Whales are our climate allies – meet the scientists busy proving it

At Whale and Dolphin Conservation, we're working hard to bring whales and the ocean into...

It’s Time To Breach The Snake River Dams

The Snake River dams were controversial even before they were built.  While they were still...
Save the whale. Save the world.

Climate giants – how whales can help save the world

We know that whales, dolphins, and porpoises are amazing beings with complex social and family...
Nat Geo for Disney+ Luis Lamar

Five Facts About Orcas

Orcas, also known as killer whales, are one of the most recognizable and popular species...
Alexi Archer cropped

Meet the 2022 Interns: Alexi Archer

I am thrilled to welcome Alexi to WDC as the newest member of our Marine...
Saya

Meet the 2022 Interns: Saya Butani

I'm happy to welcome the newest member of the WDC team, Saya Butani, who is...
Block Island wind credit: Regina Asutis-Silvia

Offshore Wind: Don’t Blow It

Recently, new areas were added to the growing list of potential sites for offshore wind...
Sierra

Meet the 2022 Interns: Sierra Osborne

I'm delighted to introduce WDC's Conservation Education intern for Summer 2022, Sierra Osborne! Without hesitation,...

Learning to rescue stranded whales in Adelaide

Whales and dolphins swimming free in the ocean are the very essence of controlled grace. Stranded on shore they are pathetically helpless.

There appear to be many reasons cetaceans strand, including getting lost and confused, being sick or injured, or being chased there by predators such as sharks and orcas. Evidence is accumulating that loud noises produced by various human activities also play a role.

It is very clear that the sooner cetaceans can be rescued after coming ashore, the greater is their chance of survival. Having a pool of trained people can significantly reduce the response time of a rescue.

Courses on how to assist at a stranding are now run in many parts of the world. Last weekend I ran one in Adelaide, Australia for thirty government staff and volunteers (including two people from the board of WDC Australasia). The course involved providing people with some basic biological information on cetaceans and the ones which strand in our region, followed by step by step instruction on how to deal with different stranding scenarios.

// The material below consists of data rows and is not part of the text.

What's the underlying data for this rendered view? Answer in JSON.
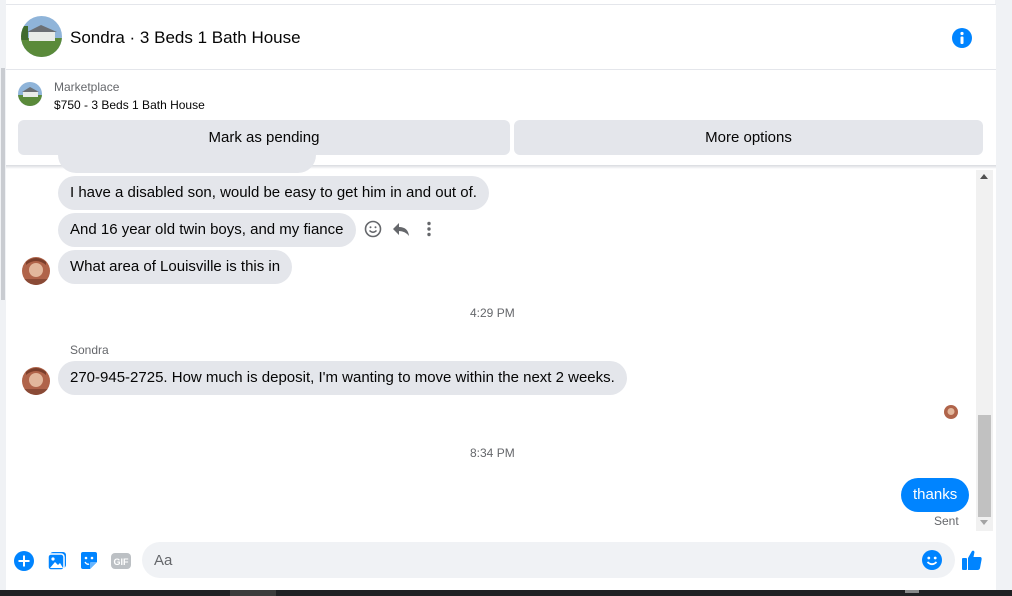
{
  "header": {
    "title": "Sondra · 3 Beds 1 Bath House",
    "avatar_icon": "house-thumbnail-icon",
    "info_icon": "info-icon"
  },
  "listing": {
    "source_label": "Marketplace",
    "price_title": "$750 - 3 Beds 1 Bath House",
    "mark_pending_label": "Mark as pending",
    "more_options_label": "More options"
  },
  "conversation": {
    "messages": [
      {
        "text": "I have a disabled son, would be easy to get him in and out of."
      },
      {
        "text": "And 16 year old twin boys, and my fiance"
      },
      {
        "text": "What area of Louisville is this in"
      }
    ],
    "timestamp_1": "4:29 PM",
    "sender_name": "Sondra",
    "message_4": "270-945-2725. How much is deposit, I'm wanting to move within the next 2 weeks.",
    "timestamp_2": "8:34 PM",
    "my_message": "thanks",
    "status": "Sent"
  },
  "composer": {
    "placeholder": "Aa",
    "icons": [
      "plus-circle-icon",
      "photo-icon",
      "sticker-icon",
      "gif-icon",
      "emoji-icon",
      "thumbs-up-icon"
    ]
  },
  "colors": {
    "accent": "#0084ff",
    "bubble_gray": "#e4e6eb",
    "muted_text": "#65676b"
  }
}
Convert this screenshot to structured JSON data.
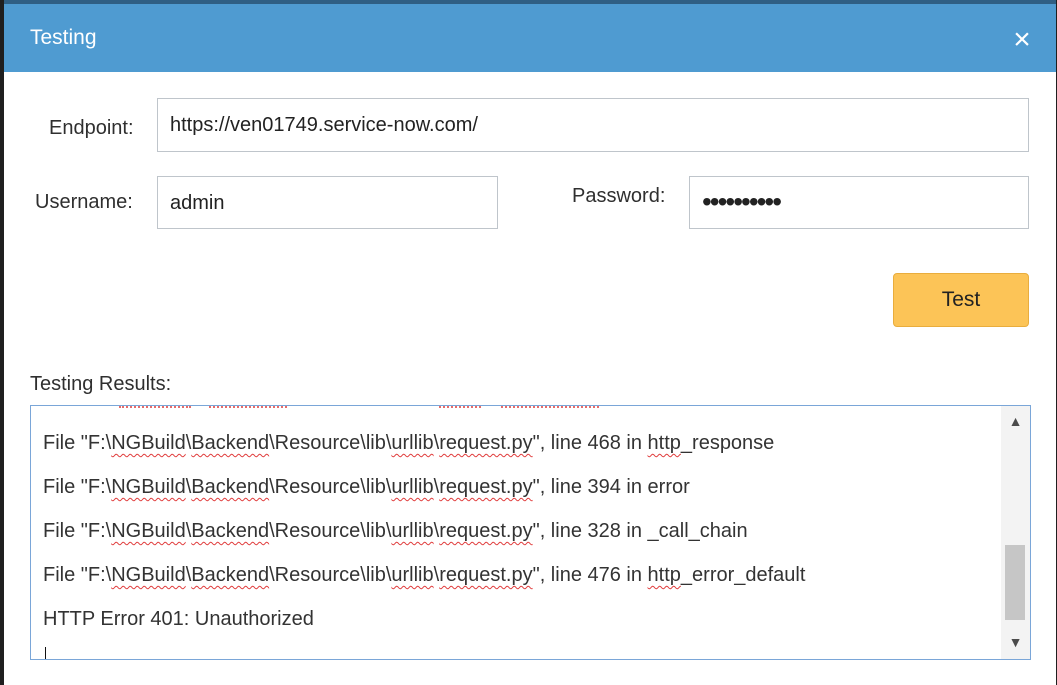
{
  "dialog": {
    "title": "Testing",
    "close_icon": "close-icon"
  },
  "form": {
    "endpoint_label": "Endpoint:",
    "endpoint_value": "https://ven01749.service-now.com/",
    "username_label": "Username:",
    "username_value": "admin",
    "password_label": "Password:",
    "password_value": "••••••••••",
    "test_button": "Test"
  },
  "results": {
    "label": "Testing Results:",
    "lines": [
      {
        "prefix": "File \"F:\\",
        "squiggle1": "NGBuild",
        "mid1": "\\",
        "squiggle2": "Backend",
        "mid2": "\\Resource\\lib\\",
        "squiggle3": "urllib",
        "mid3": "\\",
        "squiggle4": "request.py",
        "suffix": "\", line 468 in ",
        "tail_squiggle": "http",
        "tail": "_response"
      },
      {
        "prefix": "File \"F:\\",
        "squiggle1": "NGBuild",
        "mid1": "\\",
        "squiggle2": "Backend",
        "mid2": "\\Resource\\lib\\",
        "squiggle3": "urllib",
        "mid3": "\\",
        "squiggle4": "request.py",
        "suffix": "\", line 394 in error",
        "tail_squiggle": "",
        "tail": ""
      },
      {
        "prefix": "File \"F:\\",
        "squiggle1": "NGBuild",
        "mid1": "\\",
        "squiggle2": "Backend",
        "mid2": "\\Resource\\lib\\",
        "squiggle3": "urllib",
        "mid3": "\\",
        "squiggle4": "request.py",
        "suffix": "\", line 328 in _call_chain",
        "tail_squiggle": "",
        "tail": ""
      },
      {
        "prefix": "File \"F:\\",
        "squiggle1": "NGBuild",
        "mid1": "\\",
        "squiggle2": "Backend",
        "mid2": "\\Resource\\lib\\",
        "squiggle3": "urllib",
        "mid3": "\\",
        "squiggle4": "request.py",
        "suffix": "\", line 476 in ",
        "tail_squiggle": "http",
        "tail": "_error_default"
      },
      {
        "prefix": "HTTP Error 401: Unauthorized",
        "squiggle1": "",
        "mid1": "",
        "squiggle2": "",
        "mid2": "",
        "squiggle3": "",
        "mid3": "",
        "squiggle4": "",
        "suffix": "",
        "tail_squiggle": "",
        "tail": ""
      }
    ],
    "scroll_up_icon": "triangle-up-icon",
    "scroll_down_icon": "triangle-down-icon"
  },
  "colors": {
    "title_bar": "#4f9bd1",
    "test_button": "#fcc457",
    "results_border": "#7aa6d8",
    "spellcheck": "#e03b3b"
  }
}
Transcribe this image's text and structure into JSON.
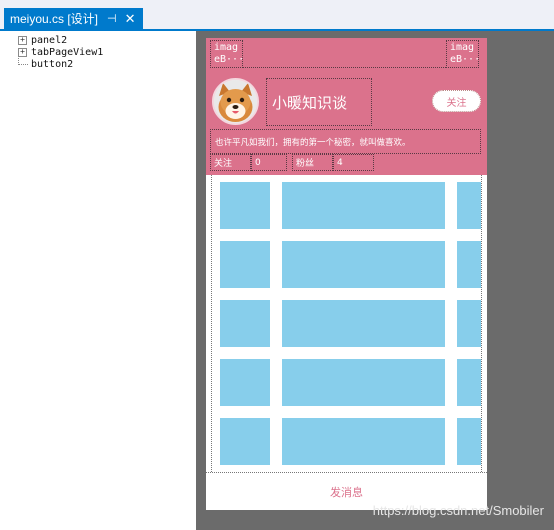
{
  "tab": {
    "title": "meiyou.cs [设计]",
    "pin_glyph": "⊣",
    "close_glyph": "✕"
  },
  "outline": {
    "items": [
      {
        "label": "panel2",
        "expandable": true
      },
      {
        "label": "tabPageView1",
        "expandable": true
      },
      {
        "label": "button2",
        "expandable": false
      }
    ]
  },
  "form": {
    "header": {
      "background": "#db728c",
      "left_image_button": "imag\neB···",
      "right_image_button": "imag\neB···",
      "title": "小暖知识谈",
      "follow_button": "关注",
      "motto": "也许平凡如我们，拥有的第一个秘密，就叫做喜欢。",
      "stats": {
        "following_label": "关注",
        "following_value": "0",
        "fans_label": "粉丝",
        "fans_value": "4"
      }
    },
    "grid_cell_color": "#87ceeb",
    "footer_button": "发消息"
  },
  "watermark": "https://blog.csdn.net/Smobiler"
}
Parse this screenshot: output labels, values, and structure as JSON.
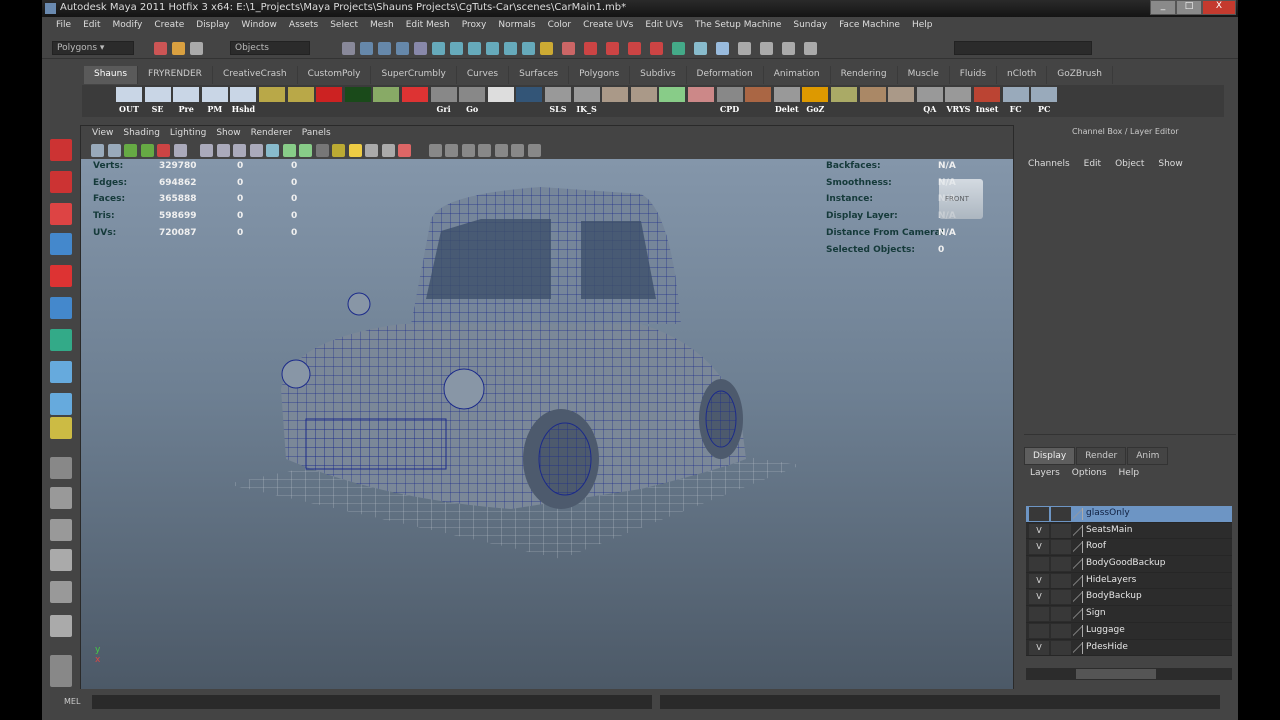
{
  "title": "Autodesk Maya 2011 Hotfix 3 x64: E:\\1_Projects\\Maya Projects\\Shauns Projects\\CgTuts-Car\\scenes\\CarMain1.mb*",
  "window_buttons": {
    "minimize": "_",
    "maximize": "□",
    "close": "X"
  },
  "menu": [
    "File",
    "Edit",
    "Modify",
    "Create",
    "Display",
    "Window",
    "Assets",
    "Select",
    "Mesh",
    "Edit Mesh",
    "Proxy",
    "Normals",
    "Color",
    "Create UVs",
    "Edit UVs",
    "The Setup Machine",
    "Sunday",
    "Face Machine",
    "Help"
  ],
  "status": {
    "mode": "Polygons",
    "selection_mode": "Objects"
  },
  "shelf_tabs": [
    "Shauns",
    "FRYRENDER",
    "CreativeCrash",
    "CustomPoly",
    "SuperCrumbly",
    "Curves",
    "Surfaces",
    "Polygons",
    "Subdivs",
    "Deformation",
    "Animation",
    "Rendering",
    "Muscle",
    "Fluids",
    "nCloth",
    "GoZBrush"
  ],
  "shelf_buttons": [
    "OUT",
    "SE",
    "Pre",
    "PM",
    "Hshd",
    "",
    "",
    "",
    "",
    "",
    "",
    "Gri",
    "Go",
    "",
    "",
    "SLS",
    "IK_S",
    "",
    "",
    "",
    "",
    "CPD",
    "",
    "Delet",
    "GoZ",
    "",
    "",
    "",
    "QA",
    "VRYS",
    "Inset",
    "FC",
    "PC"
  ],
  "viewport": {
    "menu": [
      "View",
      "Shading",
      "Lighting",
      "Show",
      "Renderer",
      "Panels"
    ],
    "stats": [
      {
        "label": "Verts:",
        "v": [
          "329780",
          "0",
          "0"
        ]
      },
      {
        "label": "Edges:",
        "v": [
          "694862",
          "0",
          "0"
        ]
      },
      {
        "label": "Faces:",
        "v": [
          "365888",
          "0",
          "0"
        ]
      },
      {
        "label": "Tris:",
        "v": [
          "598699",
          "0",
          "0"
        ]
      },
      {
        "label": "UVs:",
        "v": [
          "720087",
          "0",
          "0"
        ]
      }
    ],
    "info": [
      {
        "label": "Backfaces:",
        "v": "N/A"
      },
      {
        "label": "Smoothness:",
        "v": "N/A"
      },
      {
        "label": "Instance:",
        "v": "N/A"
      },
      {
        "label": "Display Layer:",
        "v": "N/A"
      },
      {
        "label": "Distance From Camera:",
        "v": "N/A"
      },
      {
        "label": "Selected Objects:",
        "v": "0"
      }
    ],
    "viewcube": "FRONT"
  },
  "channel_box": {
    "title": "Channel Box / Layer Editor",
    "menu": [
      "Channels",
      "Edit",
      "Object",
      "Show"
    ]
  },
  "layer_editor": {
    "tabs": [
      "Display",
      "Render",
      "Anim"
    ],
    "menu": [
      "Layers",
      "Options",
      "Help"
    ],
    "layers": [
      {
        "name": "glassOnly",
        "v": "",
        "selected": true
      },
      {
        "name": "SeatsMain",
        "v": "V"
      },
      {
        "name": "Roof",
        "v": "V"
      },
      {
        "name": "BodyGoodBackup",
        "v": ""
      },
      {
        "name": "HideLayers",
        "v": "V"
      },
      {
        "name": "BodyBackup",
        "v": "V"
      },
      {
        "name": "Sign",
        "v": ""
      },
      {
        "name": "Luggage",
        "v": ""
      },
      {
        "name": "PdesHide",
        "v": "V"
      }
    ]
  },
  "help_line": {
    "label": "MEL"
  }
}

We don’t have very many live strandings in the Adelaide area but we are certainly much better equipped to handle one quickly and effectively now!